For Ganesh and everyone at Elephant Family, protection of the Asian elephants’ rapidly shrinking habitat due to economic development is the number one concern. The organization’s mission is to power solutions that prevent conflict between humans and elephants, demonstrating how the two species can co-exist. That means working to create safe homes for both elephants and people by reconnecting forest fragments, maintaining elephant migratory routes and helping farmers protect their crops and homes.

Photo: Ganesh of NCF monitoring elephants walking through the tea bushes in Valparai; Kalyan Varma

While elephant ivory remains the most valuable part of an elephant, the growing demand for elephant skin and other parts continues to drive up the demand. Elephant Family has been investigating the illegal trade in Asian elephants since 2014, through research, analysis and field investigations. Initially monitoring live trade, the organization was alarmed to discover a marked increase in poaching in Myanmar, where in 2017 a herd of 25 elephant carcasses, including calves, was found stripped of their skin. 

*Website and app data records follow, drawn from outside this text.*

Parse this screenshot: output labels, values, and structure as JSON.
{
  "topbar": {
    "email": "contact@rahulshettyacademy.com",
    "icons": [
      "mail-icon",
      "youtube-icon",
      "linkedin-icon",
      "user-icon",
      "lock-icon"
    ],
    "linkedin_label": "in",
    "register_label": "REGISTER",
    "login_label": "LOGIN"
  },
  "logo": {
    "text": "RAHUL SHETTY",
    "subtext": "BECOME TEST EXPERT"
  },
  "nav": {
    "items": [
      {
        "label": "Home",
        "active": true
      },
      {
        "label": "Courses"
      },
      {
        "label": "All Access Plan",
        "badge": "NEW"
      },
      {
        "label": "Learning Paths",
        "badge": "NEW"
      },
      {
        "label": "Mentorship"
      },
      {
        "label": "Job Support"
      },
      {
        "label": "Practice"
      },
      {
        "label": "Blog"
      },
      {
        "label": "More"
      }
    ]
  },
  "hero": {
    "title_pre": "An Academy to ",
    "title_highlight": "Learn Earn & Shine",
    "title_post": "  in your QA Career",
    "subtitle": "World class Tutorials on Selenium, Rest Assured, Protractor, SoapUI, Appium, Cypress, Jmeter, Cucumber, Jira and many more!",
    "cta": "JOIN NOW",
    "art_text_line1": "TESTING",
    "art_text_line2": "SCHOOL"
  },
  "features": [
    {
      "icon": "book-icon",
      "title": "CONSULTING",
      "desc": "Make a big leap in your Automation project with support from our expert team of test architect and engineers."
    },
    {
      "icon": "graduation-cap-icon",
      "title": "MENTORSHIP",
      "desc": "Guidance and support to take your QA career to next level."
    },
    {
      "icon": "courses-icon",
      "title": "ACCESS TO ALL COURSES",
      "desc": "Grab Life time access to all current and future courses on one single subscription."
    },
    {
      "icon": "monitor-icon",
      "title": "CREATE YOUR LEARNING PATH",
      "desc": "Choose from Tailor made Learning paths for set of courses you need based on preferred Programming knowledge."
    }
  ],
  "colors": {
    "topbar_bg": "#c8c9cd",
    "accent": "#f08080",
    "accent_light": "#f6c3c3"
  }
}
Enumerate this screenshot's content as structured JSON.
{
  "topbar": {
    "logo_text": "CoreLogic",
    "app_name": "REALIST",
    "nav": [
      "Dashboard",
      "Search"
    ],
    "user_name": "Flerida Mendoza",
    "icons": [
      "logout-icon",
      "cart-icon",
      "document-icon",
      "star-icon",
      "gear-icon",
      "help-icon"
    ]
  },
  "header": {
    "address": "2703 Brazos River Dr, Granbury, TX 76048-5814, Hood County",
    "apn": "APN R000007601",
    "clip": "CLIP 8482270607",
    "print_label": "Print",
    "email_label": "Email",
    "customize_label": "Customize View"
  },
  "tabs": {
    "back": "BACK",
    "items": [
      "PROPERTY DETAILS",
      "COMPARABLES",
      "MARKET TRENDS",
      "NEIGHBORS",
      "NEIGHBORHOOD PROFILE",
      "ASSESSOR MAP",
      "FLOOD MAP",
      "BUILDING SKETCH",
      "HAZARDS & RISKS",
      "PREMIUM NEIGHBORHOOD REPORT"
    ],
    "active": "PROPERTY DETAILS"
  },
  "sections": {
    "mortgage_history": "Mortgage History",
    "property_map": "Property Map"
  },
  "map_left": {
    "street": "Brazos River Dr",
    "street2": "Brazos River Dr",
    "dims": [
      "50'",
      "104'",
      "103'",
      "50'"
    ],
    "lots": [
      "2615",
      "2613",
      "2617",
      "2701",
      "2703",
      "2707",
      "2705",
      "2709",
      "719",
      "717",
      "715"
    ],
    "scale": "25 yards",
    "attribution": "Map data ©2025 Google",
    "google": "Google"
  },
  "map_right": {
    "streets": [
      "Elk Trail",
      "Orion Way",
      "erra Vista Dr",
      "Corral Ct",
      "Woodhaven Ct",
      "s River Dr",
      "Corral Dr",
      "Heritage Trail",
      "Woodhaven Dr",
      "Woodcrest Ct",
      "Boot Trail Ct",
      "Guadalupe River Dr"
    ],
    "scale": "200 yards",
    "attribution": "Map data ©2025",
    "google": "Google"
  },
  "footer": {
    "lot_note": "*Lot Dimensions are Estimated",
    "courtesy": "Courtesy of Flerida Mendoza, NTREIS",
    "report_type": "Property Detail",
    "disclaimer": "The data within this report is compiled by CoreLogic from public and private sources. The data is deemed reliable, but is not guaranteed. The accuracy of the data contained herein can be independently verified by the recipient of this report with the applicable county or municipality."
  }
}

Ganesh’s latest large campaign – Coexistence – involves a herd of 100 life-sized elephants touring the Globe including the UK in 2020 and the United States 2021. Working with The Real Elephant Collective, a South Indian conservation-led organization, Elephant Family has employed a team of over 70 tribal artisans to create the sculptures, each one based on an elephant that lives in the area. The sculptures are made from the toxic, invasive weed Lantana camara – clearing the forest of it to make the herd conserves vital elephant habitat.

Photo: Latana Elephant Herd; The Real Elephant Collective

As well as supporting Coexistence by visiting the herd as it is displayed, you can buy a sculpture ($6,000-$39,000) or sign up to The Matriarch Club – booking themselves a place to join us on a leg of the tour in the USA. The elephants are almost ready to take their first steps on a life changing journey across the globe as part of a female led campaign which will raise $10m for human wildlife co-existence projects globally and put the issue of human-wildlife-conflict on the map.

In honor of World Elephant Day on August 12, please consider making a donation to Elephant Family. Visit

For more information on joining the Coexistence Tour or adopting an elephant, please visit

Additional Photos: Ganesh Raghunathan; Compass Films; Stuart Dunn